_Work item_.
Please repeat the data exactly. Any picture in it stays out.

Records from a dataset

BEGIN

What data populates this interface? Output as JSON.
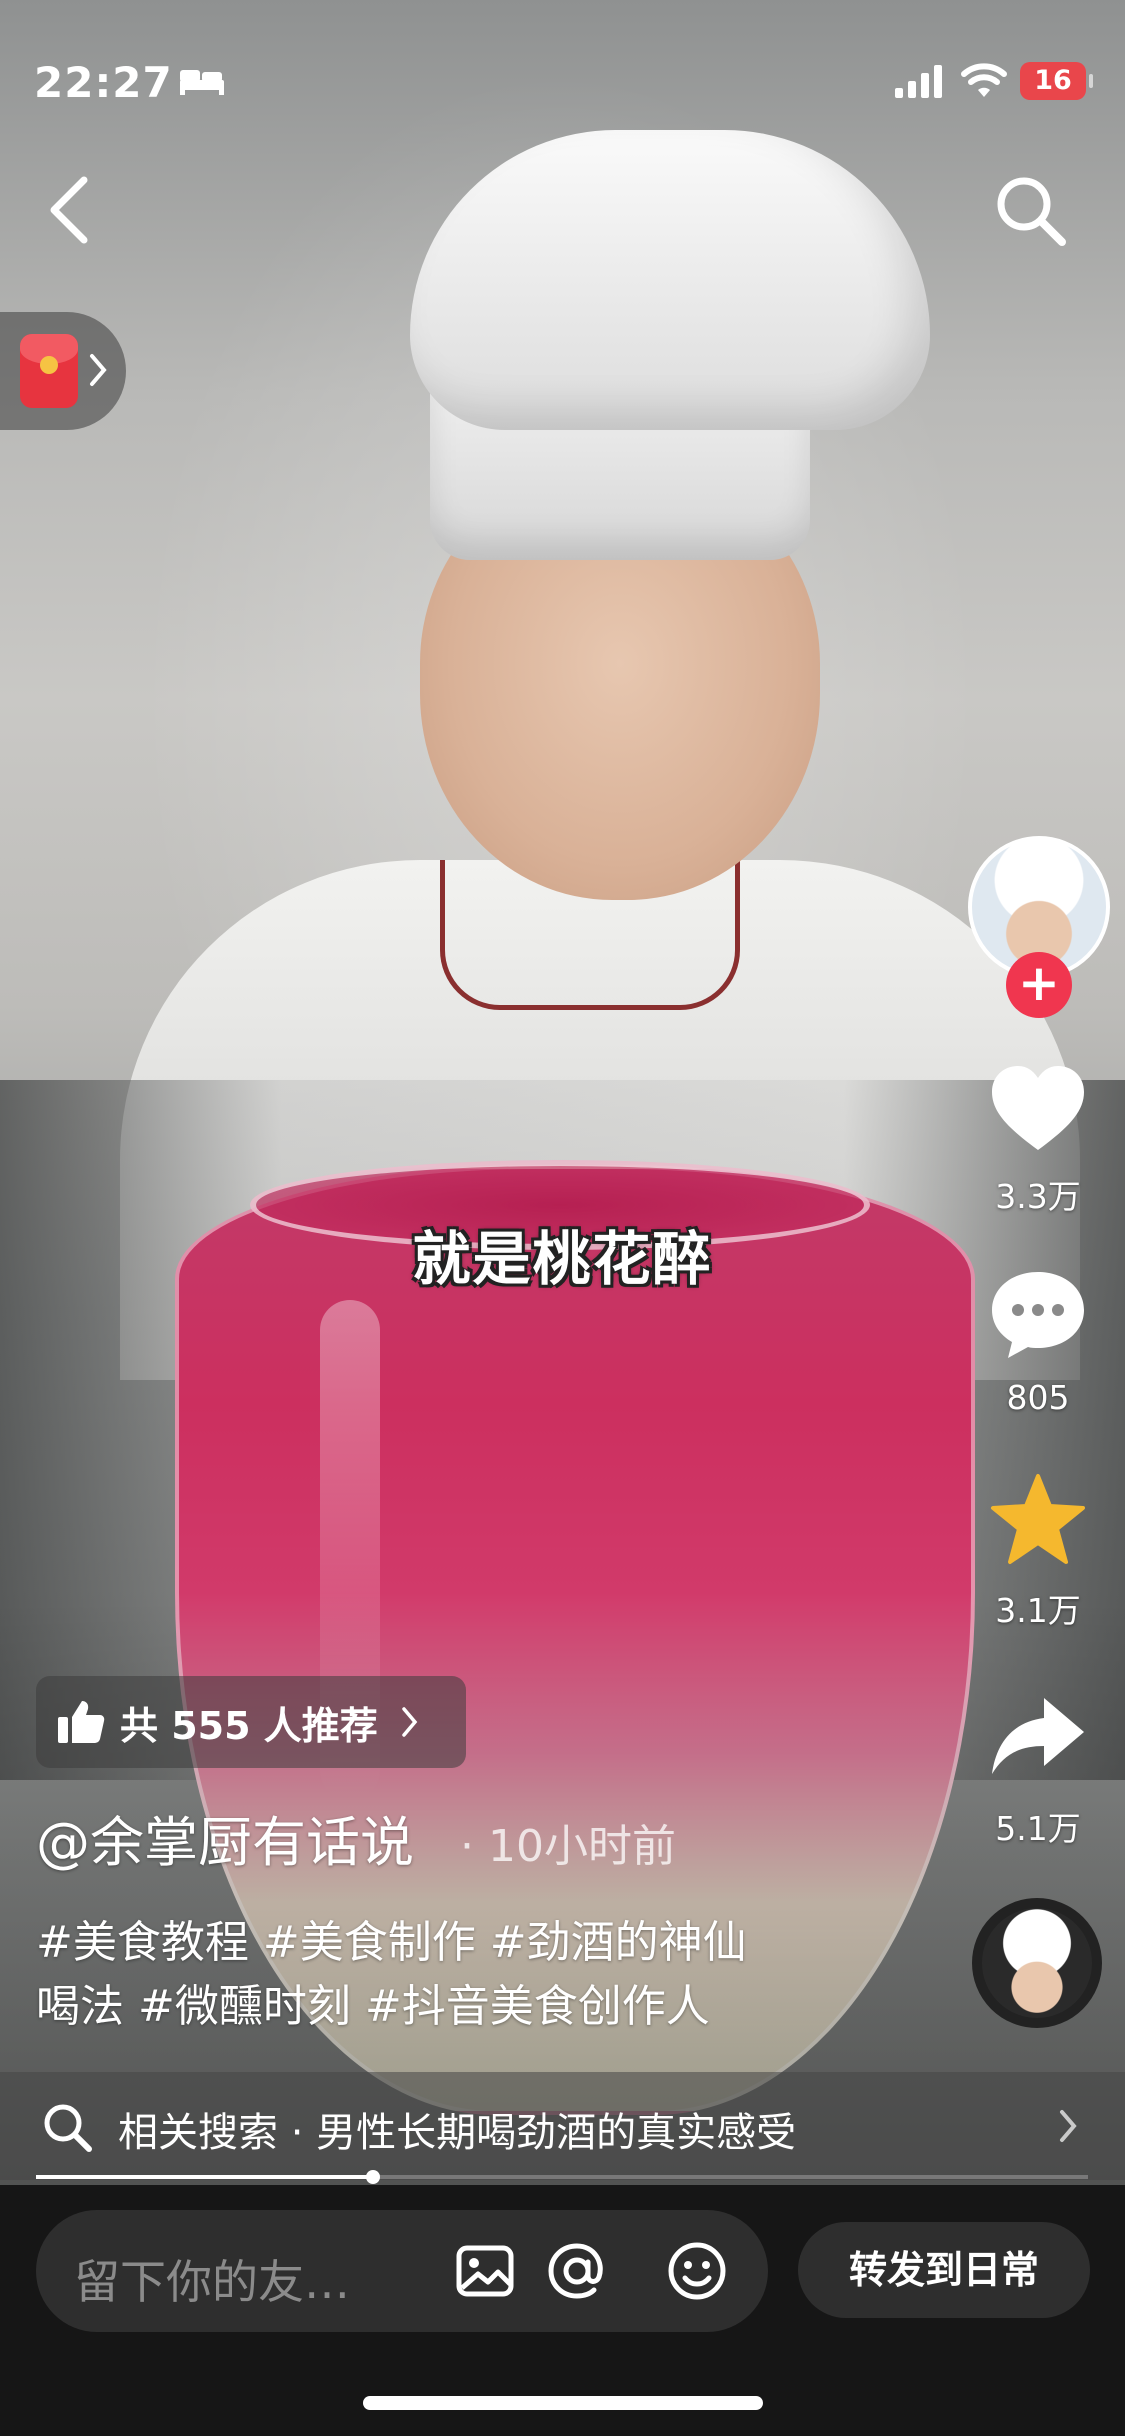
{
  "status_bar": {
    "time": "22:27",
    "battery": "16",
    "battery_color": "#e9464b",
    "icons": [
      "bed-icon",
      "signal-icon",
      "wifi-icon"
    ]
  },
  "nav": {
    "back_icon": "chevron-left-icon",
    "search_icon": "search-icon",
    "redpacket_icon": "red-packet-icon"
  },
  "video": {
    "subtitle": "就是桃花醉"
  },
  "right_rail": {
    "follow_symbol": "+",
    "like_count": "3.3万",
    "comment_count": "805",
    "favorite_count": "3.1万",
    "share_count": "5.1万",
    "accent_follow": "#f0364f",
    "favorite_color": "#f5b82e"
  },
  "caption": {
    "recommend": "共 555 人推荐",
    "author": "@余掌厨有话说",
    "time": "10小时前",
    "hashtags_line1": "#美食教程 #美食制作 #劲酒的神仙",
    "hashtags_line2": "喝法 #微醺时刻 #抖音美食创作人"
  },
  "related_search": {
    "text": "相关搜索 · 男性长期喝劲酒的真实感受"
  },
  "progress": {
    "played_fraction": 0.32
  },
  "bottom": {
    "comment_placeholder": "留下你的友…",
    "forward_label": "转发到日常",
    "icons": [
      "image-icon",
      "at-icon",
      "emoji-icon"
    ]
  }
}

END

_Expected answer_.
What data populates this interface? Output as JSON.
{
  "status_bar": {
    "time": "22:27",
    "battery": "16",
    "battery_color": "#e9464b",
    "icons": [
      "bed-icon",
      "signal-icon",
      "wifi-icon"
    ]
  },
  "nav": {
    "back_icon": "chevron-left-icon",
    "search_icon": "search-icon",
    "redpacket_icon": "red-packet-icon"
  },
  "video": {
    "subtitle": "就是桃花醉"
  },
  "right_rail": {
    "follow_symbol": "+",
    "like_count": "3.3万",
    "comment_count": "805",
    "favorite_count": "3.1万",
    "share_count": "5.1万",
    "accent_follow": "#f0364f",
    "favorite_color": "#f5b82e"
  },
  "caption": {
    "recommend": "共 555 人推荐",
    "author": "@余掌厨有话说",
    "time": "10小时前",
    "hashtags_line1": "#美食教程 #美食制作 #劲酒的神仙",
    "hashtags_line2": "喝法 #微醺时刻 #抖音美食创作人"
  },
  "related_search": {
    "text": "相关搜索 · 男性长期喝劲酒的真实感受"
  },
  "progress": {
    "played_fraction": 0.32
  },
  "bottom": {
    "comment_placeholder": "留下你的友…",
    "forward_label": "转发到日常",
    "icons": [
      "image-icon",
      "at-icon",
      "emoji-icon"
    ]
  }
}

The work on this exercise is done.